Now, if those weren’t popular enough, Korea has something that would most likely be a hit for Tim Hortons (or any of the other coffee specialty guys). You can buy a can of hot coffee from any corner store….in a can.
The corner stores have these little heated cabinets and a wide variety of coffees in typically two sizes. The ones pictured above are the smaller size. Starbucks is available as well as any other types from plain black to espresso with milk. The price for these shots are about $1 and are perfect for a ‘quick hit’ if you will. The cans are quite hot actually so holding them can be a bit of a challenge.
For home, we have packets of pre-mixed coffee. These are pretty damn cool actually. I only have to add just a wee bit of sugar and a little bit of milk (more to cool it down than actual milk flavouring). This is, by far, the cheapest form of coffee. We bought a special box of 180 packets.
Another side note about Korean packaging. Plastic packaging is meant to be torn and not ‘open’. For example, you would open a bag of potato chips and not tear off the top. Most packaging here you have to tear off a part to ‘open’ it. I have tried different packages and found it actually quite difficult to actually open as I normally would.
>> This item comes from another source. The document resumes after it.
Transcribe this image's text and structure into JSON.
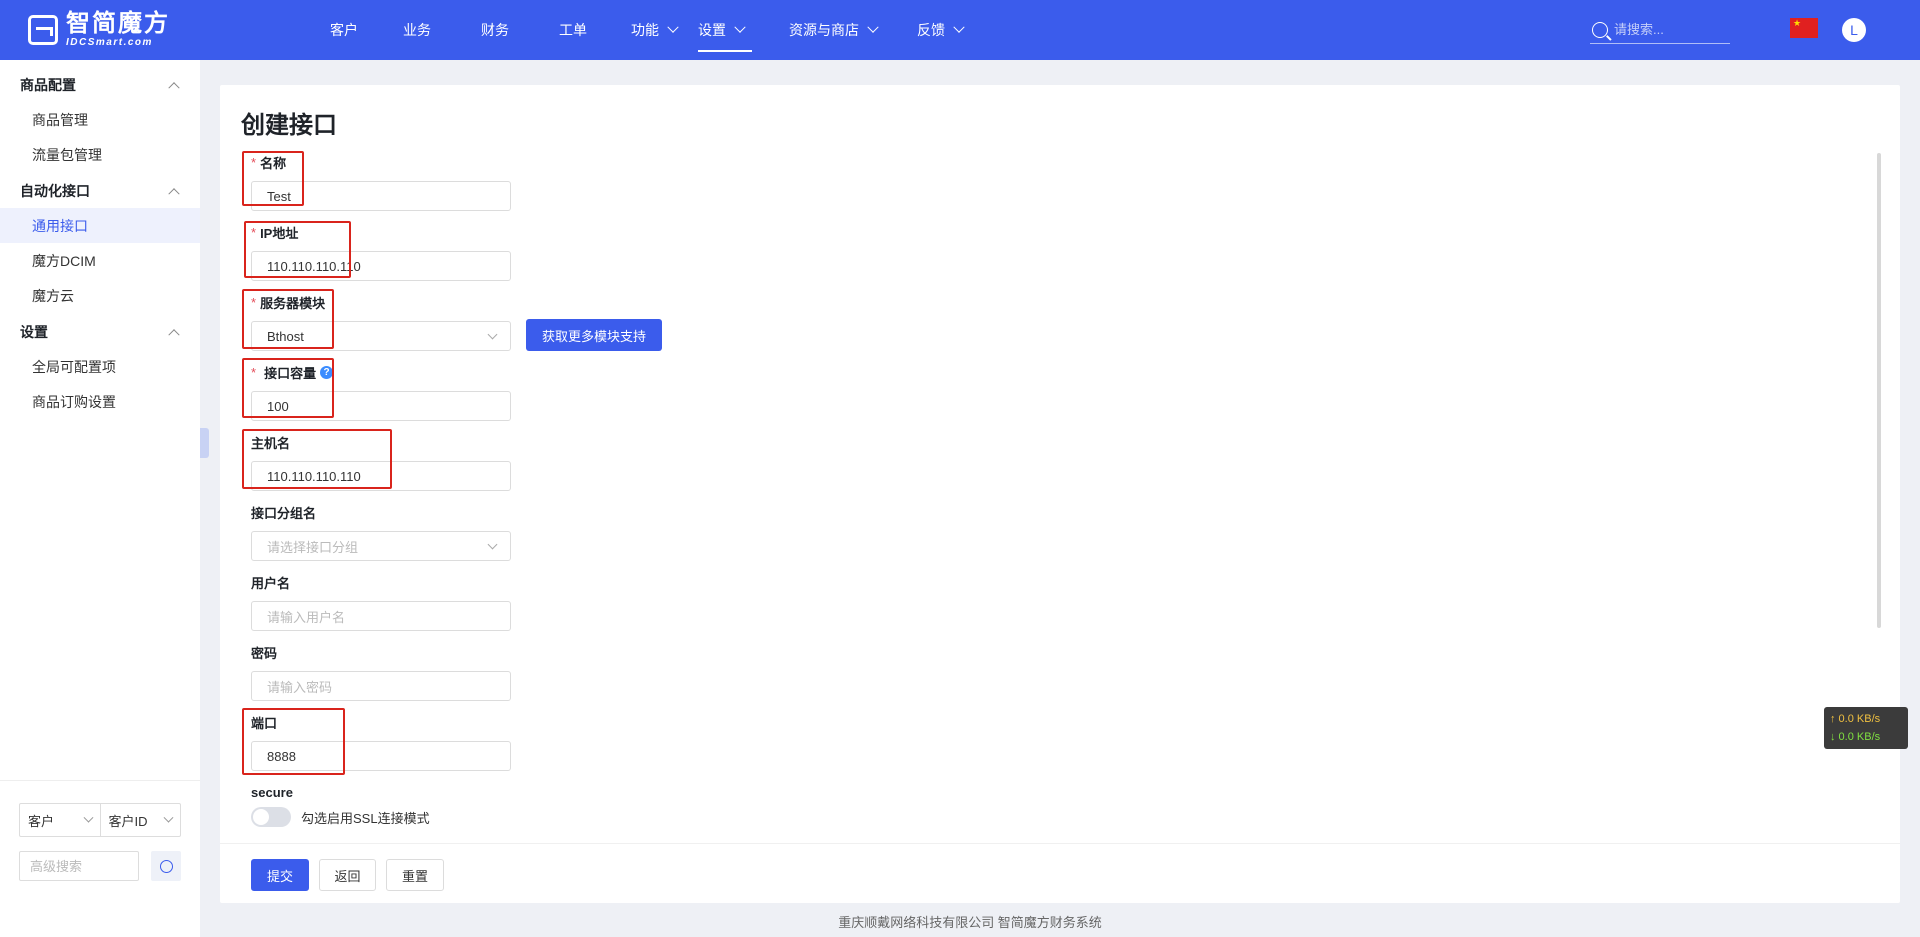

Can be quite frustrating as you think to yourself “I’m not _that_ weak….sheesh.” but it’s just the way they do things here.
Regardless of choices, I am looking forward to Tim Hortons when I make my first trip back home